Component data from apps and pages:
________
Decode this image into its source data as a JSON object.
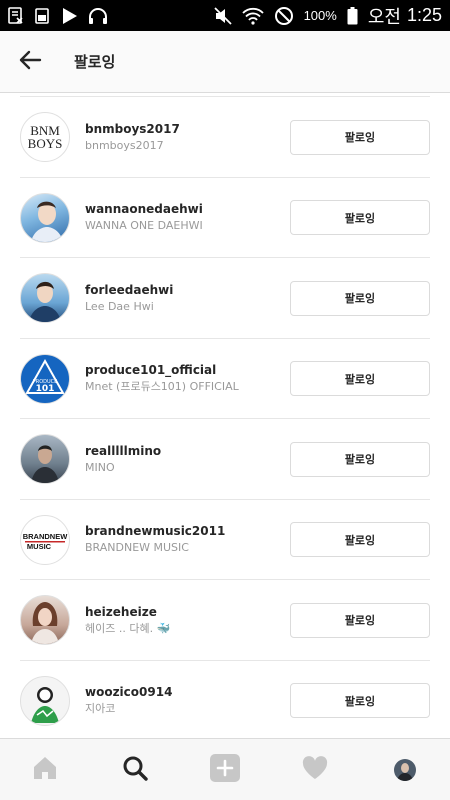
{
  "status_bar": {
    "battery_percent": "100%",
    "ampm": "오전",
    "time": "1:25",
    "icons": [
      "sim-icon",
      "battery-saver-icon",
      "play-icon",
      "headphones-icon",
      "mute-icon",
      "wifi-icon",
      "blocked-icon"
    ]
  },
  "header": {
    "title": "팔로잉",
    "back_icon": "back-arrow-icon"
  },
  "following": [
    {
      "username": "bnmboys2017",
      "full_name": "bnmboys2017",
      "button": "팔로잉",
      "avatar": "bnm-boys-logo"
    },
    {
      "username": "wannaonedaehwi",
      "full_name": "WANNA ONE DAEHWI",
      "button": "팔로잉",
      "avatar": "profile-photo"
    },
    {
      "username": "forleedaehwi",
      "full_name": "Lee Dae Hwi",
      "button": "팔로잉",
      "avatar": "profile-photo"
    },
    {
      "username": "produce101_official",
      "full_name": "Mnet (프로듀스101) OFFICIAL",
      "button": "팔로잉",
      "avatar": "produce101-logo"
    },
    {
      "username": "realllllmino",
      "full_name": "MINO",
      "button": "팔로잉",
      "avatar": "profile-photo"
    },
    {
      "username": "brandnewmusic2011",
      "full_name": "BRANDNEW MUSIC",
      "button": "팔로잉",
      "avatar": "brandnew-music-logo"
    },
    {
      "username": "heizeheize",
      "full_name": "헤이즈 .. 다혜. 🐳",
      "button": "팔로잉",
      "avatar": "profile-photo"
    },
    {
      "username": "woozico0914",
      "full_name": "지아코",
      "button": "팔로잉",
      "avatar": "profile-photo"
    }
  ],
  "logos": {
    "bnm_line1": "BNM",
    "bnm_line2": "BOYS",
    "produce_top": "PRODUCE",
    "produce_num": "101",
    "brandnew_line1": "BRANDNEW",
    "brandnew_line2": "MUSIC"
  },
  "bottom_nav": [
    {
      "name": "home-icon",
      "active": false
    },
    {
      "name": "search-icon",
      "active": true
    },
    {
      "name": "add-post-icon",
      "active": false
    },
    {
      "name": "activity-heart-icon",
      "active": false
    },
    {
      "name": "profile-avatar",
      "active": false
    }
  ],
  "colors": {
    "text": "#262626",
    "secondary_text": "#999999",
    "border": "#dbdbdb",
    "produce_blue": "#1565c0",
    "nav_inactive": "#c7c7c7"
  }
}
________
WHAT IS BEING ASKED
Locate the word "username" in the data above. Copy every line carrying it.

ANSWER SECTION
      "username": "bnmboys2017",
      "username": "wannaonedaehwi",
      "username": "forleedaehwi",
      "username": "produce101_official",
      "username": "realllllmino",
      "username": "brandnewmusic2011",
      "username": "heizeheize",
      "username": "woozico0914",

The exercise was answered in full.